_Directions_
The pictures do not go in the copy. Reproduce the rest of the entries exactly.

_Records for processing_
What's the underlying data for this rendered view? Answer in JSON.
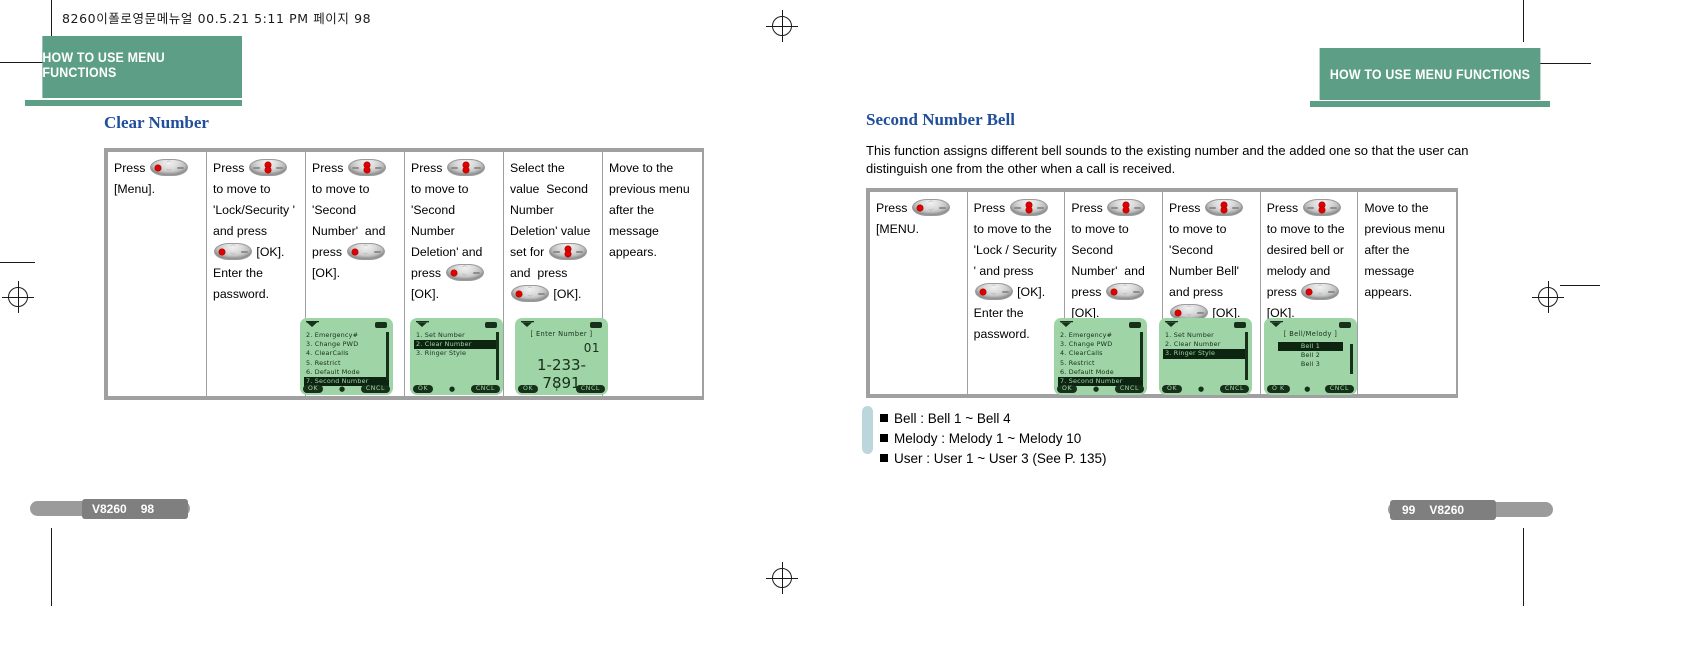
{
  "print_header": "8260이폴로영문메뉴얼   00.5.21 5:11 PM 페이지 98",
  "colors": {
    "banner_green": "#5d9e87",
    "heading_blue": "#1f4e9c",
    "lcd_green": "#9fd4a7",
    "lcd_dark": "#16301a",
    "table_border": "#a0a0a0",
    "key_red": "#e00000",
    "note_bar": "#bcd7dc"
  },
  "left_page": {
    "banner": "HOW TO USE MENU FUNCTIONS",
    "title": "Clear Number",
    "steps": [
      {
        "parts": [
          "Press ",
          "KEY_OK",
          " [Menu]."
        ]
      },
      {
        "parts": [
          "Press ",
          "KEY_UPDN",
          " to move to  'Lock/Security ' and press ",
          "KEY_OK",
          " [OK]. Enter the password."
        ]
      },
      {
        "parts": [
          "Press ",
          "KEY_UPDN",
          " to move to  'Second Number'  and press ",
          "KEY_OK",
          " [OK]."
        ]
      },
      {
        "parts": [
          "Press ",
          "KEY_UPDN",
          " to move to 'Second Number Deletion' and press ",
          "KEY_OK",
          " [OK]."
        ]
      },
      {
        "parts": [
          "Select the value  Second Number Deletion' value set for ",
          "KEY_UPDN",
          " and  press ",
          "KEY_OK",
          " [OK]."
        ]
      },
      {
        "parts": [
          "Move to the previous menu after the message appears."
        ]
      }
    ],
    "screens": [
      {
        "name": "security-menu-screen",
        "title": null,
        "items": [
          {
            "label": "2.  Emergency#",
            "selected": false
          },
          {
            "label": "3.  Change PWD",
            "selected": false
          },
          {
            "label": "4.  ClearCalls",
            "selected": false
          },
          {
            "label": "5.  Restrict",
            "selected": false
          },
          {
            "label": "6.  Default  Mode",
            "selected": false
          },
          {
            "label": "7.  Second  Number",
            "selected": true
          }
        ],
        "softkey_left": "OK",
        "softkey_right": "CNCL"
      },
      {
        "name": "second-number-menu-screen",
        "title": null,
        "items": [
          {
            "label": "1.  Set Number",
            "selected": false
          },
          {
            "label": "2.  Clear Number",
            "selected": true
          },
          {
            "label": "3.  Ringer Style",
            "selected": false
          }
        ],
        "softkey_left": "OK",
        "softkey_right": "CNCL"
      },
      {
        "name": "enter-number-screen",
        "title": "[ Enter  Number  ]",
        "value_small": "01",
        "value_large": "1-233-7891",
        "softkey_left": "OK",
        "softkey_mid": "f",
        "softkey_right": "CNCL"
      }
    ],
    "footer": {
      "model": "V8260",
      "page": "98"
    }
  },
  "right_page": {
    "banner": "HOW TO USE MENU FUNCTIONS",
    "title": "Second Number Bell",
    "intro": "This function assigns different bell sounds to the existing number and the added one so that the user can distinguish one from the other when a call is received.",
    "steps": [
      {
        "parts": [
          "Press ",
          "KEY_OK",
          " [MENU."
        ]
      },
      {
        "parts": [
          "Press ",
          "KEY_UPDN",
          " to move to the  'Lock / Security ' and press ",
          "KEY_OK",
          " [OK]. Enter the password."
        ]
      },
      {
        "parts": [
          "Press ",
          "KEY_UPDN",
          " to move to  Second Number'  and press ",
          "KEY_OK",
          " [OK]."
        ]
      },
      {
        "parts": [
          "Press ",
          "KEY_UPDN",
          " to move to  'Second Number Bell'  and press ",
          "KEY_OK",
          " [OK]."
        ]
      },
      {
        "parts": [
          "Press ",
          "KEY_UPDN",
          " to move to the desired bell or melody and press ",
          "KEY_OK",
          " [OK]."
        ]
      },
      {
        "parts": [
          "Move to the previous menu after the message appears."
        ]
      }
    ],
    "screens": [
      {
        "name": "security-menu-screen",
        "title": null,
        "items": [
          {
            "label": "2.  Emergency#",
            "selected": false
          },
          {
            "label": "3.  Change PWD",
            "selected": false
          },
          {
            "label": "4.  ClearCalls",
            "selected": false
          },
          {
            "label": "5.  Restrict",
            "selected": false
          },
          {
            "label": "6.  Default  Mode",
            "selected": false
          },
          {
            "label": "7.  Second  Number",
            "selected": true
          }
        ],
        "softkey_left": "OK",
        "softkey_right": "CNCL"
      },
      {
        "name": "second-number-menu-screen",
        "title": null,
        "items": [
          {
            "label": "1.  Set Number",
            "selected": false
          },
          {
            "label": "2.  Clear Number",
            "selected": false
          },
          {
            "label": "3.  Ringer Style",
            "selected": true
          }
        ],
        "softkey_left": "OK",
        "softkey_right": "CNCL"
      },
      {
        "name": "bell-melody-screen",
        "title": "[ Bell/Melody ]",
        "items": [
          {
            "label": "Bell 1",
            "selected": true
          },
          {
            "label": "Bell 2",
            "selected": false
          },
          {
            "label": "Bell 3",
            "selected": false
          }
        ],
        "softkey_left": "O K",
        "softkey_right": "CNCL"
      }
    ],
    "notes": [
      "Bell : Bell 1 ~ Bell 4",
      "Melody : Melody 1 ~ Melody 10",
      "User : User 1 ~ User 3 (See P. 135)"
    ],
    "footer": {
      "model": "V8260",
      "page": "99"
    }
  }
}
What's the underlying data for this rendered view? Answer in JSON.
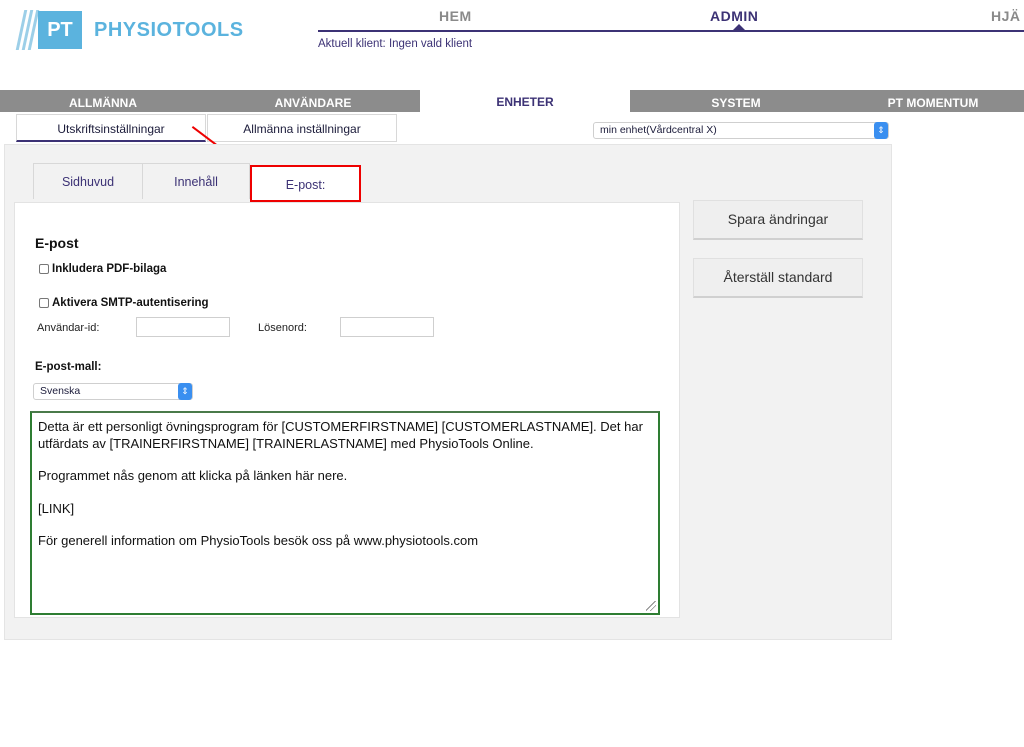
{
  "brand": {
    "mark": "PT",
    "name": "PHYSIOTOOLS"
  },
  "topnav": {
    "items": [
      "HEM",
      "ADMIN",
      "HJÄ"
    ],
    "active": "ADMIN"
  },
  "client_line": "Aktuell klient: Ingen vald klient",
  "main_tabs": [
    "ALLMÄNNA",
    "ANVÄNDARE",
    "ENHETER",
    "SYSTEM",
    "PT MOMENTUM"
  ],
  "sub_tabs": [
    "Utskriftsinställningar",
    "Allmänna inställningar"
  ],
  "unit_select": {
    "value": "min enhet(Vårdcentral X)"
  },
  "inner_tabs": [
    "Sidhuvud",
    "Innehåll",
    "E-post:"
  ],
  "email": {
    "heading": "E-post",
    "include_pdf": "Inkludera PDF-bilaga",
    "smtp_auth": "Aktivera SMTP-autentisering",
    "user_id_label": "Användar-id:",
    "password_label": "Lösenord:",
    "user_id_value": "",
    "password_value": "",
    "template_label": "E-post-mall:",
    "language": "Svenska",
    "template_lines": [
      "Detta är ett personligt övningsprogram för [CUSTOMERFIRSTNAME] [CUSTOMERLASTNAME]. Det har utfärdats av [TRAINERFIRSTNAME] [TRAINERLASTNAME] med PhysioTools Online.",
      "Programmet nås genom att klicka på länken här nere.",
      "[LINK]",
      "För generell information om PhysioTools besök oss på www.physiotools.com"
    ]
  },
  "buttons": {
    "save": "Spara ändringar",
    "reset": "Återställ standard"
  },
  "colors": {
    "brand_blue": "#5bb3de",
    "nav_purple": "#3c3275",
    "tab_gray": "#8c8c8c",
    "highlight_red": "#e00000",
    "textarea_green": "#2e7d32"
  }
}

_Finished exercise_
What's the underlying data for this rendered view? Answer in JSON.
{
  "print_header": "8260이폴로영문메뉴얼   00.5.21 5:11 PM 페이지 98",
  "colors": {
    "banner_green": "#5d9e87",
    "heading_blue": "#1f4e9c",
    "lcd_green": "#9fd4a7",
    "lcd_dark": "#16301a",
    "table_border": "#a0a0a0",
    "key_red": "#e00000",
    "note_bar": "#bcd7dc"
  },
  "left_page": {
    "banner": "HOW TO USE MENU FUNCTIONS",
    "title": "Clear Number",
    "steps": [
      {
        "parts": [
          "Press ",
          "KEY_OK",
          " [Menu]."
        ]
      },
      {
        "parts": [
          "Press ",
          "KEY_UPDN",
          " to move to  'Lock/Security ' and press ",
          "KEY_OK",
          " [OK]. Enter the password."
        ]
      },
      {
        "parts": [
          "Press ",
          "KEY_UPDN",
          " to move to  'Second Number'  and press ",
          "KEY_OK",
          " [OK]."
        ]
      },
      {
        "parts": [
          "Press ",
          "KEY_UPDN",
          " to move to 'Second Number Deletion' and press ",
          "KEY_OK",
          " [OK]."
        ]
      },
      {
        "parts": [
          "Select the value  Second Number Deletion' value set for ",
          "KEY_UPDN",
          " and  press ",
          "KEY_OK",
          " [OK]."
        ]
      },
      {
        "parts": [
          "Move to the previous menu after the message appears."
        ]
      }
    ],
    "screens": [
      {
        "name": "security-menu-screen",
        "title": null,
        "items": [
          {
            "label": "2.  Emergency#",
            "selected": false
          },
          {
            "label": "3.  Change PWD",
            "selected": false
          },
          {
            "label": "4.  ClearCalls",
            "selected": false
          },
          {
            "label": "5.  Restrict",
            "selected": false
          },
          {
            "label": "6.  Default  Mode",
            "selected": false
          },
          {
            "label": "7.  Second  Number",
            "selected": true
          }
        ],
        "softkey_left": "OK",
        "softkey_right": "CNCL"
      },
      {
        "name": "second-number-menu-screen",
        "title": null,
        "items": [
          {
            "label": "1.  Set Number",
            "selected": false
          },
          {
            "label": "2.  Clear Number",
            "selected": true
          },
          {
            "label": "3.  Ringer Style",
            "selected": false
          }
        ],
        "softkey_left": "OK",
        "softkey_right": "CNCL"
      },
      {
        "name": "enter-number-screen",
        "title": "[ Enter  Number  ]",
        "value_small": "01",
        "value_large": "1-233-7891",
        "softkey_left": "OK",
        "softkey_mid": "f",
        "softkey_right": "CNCL"
      }
    ],
    "footer": {
      "model": "V8260",
      "page": "98"
    }
  },
  "right_page": {
    "banner": "HOW TO USE MENU FUNCTIONS",
    "title": "Second Number Bell",
    "intro": "This function assigns different bell sounds to the existing number and the added one so that the user can distinguish one from the other when a call is received.",
    "steps": [
      {
        "parts": [
          "Press ",
          "KEY_OK",
          " [MENU."
        ]
      },
      {
        "parts": [
          "Press ",
          "KEY_UPDN",
          " to move to the  'Lock / Security ' and press ",
          "KEY_OK",
          " [OK]. Enter the password."
        ]
      },
      {
        "parts": [
          "Press ",
          "KEY_UPDN",
          " to move to  Second Number'  and press ",
          "KEY_OK",
          " [OK]."
        ]
      },
      {
        "parts": [
          "Press ",
          "KEY_UPDN",
          " to move to  'Second Number Bell'  and press ",
          "KEY_OK",
          " [OK]."
        ]
      },
      {
        "parts": [
          "Press ",
          "KEY_UPDN",
          " to move to the desired bell or melody and press ",
          "KEY_OK",
          " [OK]."
        ]
      },
      {
        "parts": [
          "Move to the previous menu after the message appears."
        ]
      }
    ],
    "screens": [
      {
        "name": "security-menu-screen",
        "title": null,
        "items": [
          {
            "label": "2.  Emergency#",
            "selected": false
          },
          {
            "label": "3.  Change PWD",
            "selected": false
          },
          {
            "label": "4.  ClearCalls",
            "selected": false
          },
          {
            "label": "5.  Restrict",
            "selected": false
          },
          {
            "label": "6.  Default  Mode",
            "selected": false
          },
          {
            "label": "7.  Second  Number",
            "selected": true
          }
        ],
        "softkey_left": "OK",
        "softkey_right": "CNCL"
      },
      {
        "name": "second-number-menu-screen",
        "title": null,
        "items": [
          {
            "label": "1.  Set Number",
            "selected": false
          },
          {
            "label": "2.  Clear Number",
            "selected": false
          },
          {
            "label": "3.  Ringer Style",
            "selected": true
          }
        ],
        "softkey_left": "OK",
        "softkey_right": "CNCL"
      },
      {
        "name": "bell-melody-screen",
        "title": "[ Bell/Melody ]",
        "items": [
          {
            "label": "Bell 1",
            "selected": true
          },
          {
            "label": "Bell 2",
            "selected": false
          },
          {
            "label": "Bell 3",
            "selected": false
          }
        ],
        "softkey_left": "O K",
        "softkey_right": "CNCL"
      }
    ],
    "notes": [
      "Bell : Bell 1 ~ Bell 4",
      "Melody : Melody 1 ~ Melody 10",
      "User : User 1 ~ User 3 (See P. 135)"
    ],
    "footer": {
      "model": "V8260",
      "page": "99"
    }
  }
}
What's the underlying data for this rendered view? Answer in JSON.
{
  "brand": {
    "mark": "PT",
    "name": "PHYSIOTOOLS"
  },
  "topnav": {
    "items": [
      "HEM",
      "ADMIN",
      "HJÄ"
    ],
    "active": "ADMIN"
  },
  "client_line": "Aktuell klient: Ingen vald klient",
  "main_tabs": [
    "ALLMÄNNA",
    "ANVÄNDARE",
    "ENHETER",
    "SYSTEM",
    "PT MOMENTUM"
  ],
  "sub_tabs": [
    "Utskriftsinställningar",
    "Allmänna inställningar"
  ],
  "unit_select": {
    "value": "min enhet(Vårdcentral X)"
  },
  "inner_tabs": [
    "Sidhuvud",
    "Innehåll",
    "E-post:"
  ],
  "email": {
    "heading": "E-post",
    "include_pdf": "Inkludera PDF-bilaga",
    "smtp_auth": "Aktivera SMTP-autentisering",
    "user_id_label": "Användar-id:",
    "password_label": "Lösenord:",
    "user_id_value": "",
    "password_value": "",
    "template_label": "E-post-mall:",
    "language": "Svenska",
    "template_lines": [
      "Detta är ett personligt övningsprogram för [CUSTOMERFIRSTNAME] [CUSTOMERLASTNAME]. Det har utfärdats av [TRAINERFIRSTNAME] [TRAINERLASTNAME] med PhysioTools Online.",
      "Programmet nås genom att klicka på länken här nere.",
      "[LINK]",
      "För generell information om PhysioTools besök oss på www.physiotools.com"
    ]
  },
  "buttons": {
    "save": "Spara ändringar",
    "reset": "Återställ standard"
  },
  "colors": {
    "brand_blue": "#5bb3de",
    "nav_purple": "#3c3275",
    "tab_gray": "#8c8c8c",
    "highlight_red": "#e00000",
    "textarea_green": "#2e7d32"
  }
}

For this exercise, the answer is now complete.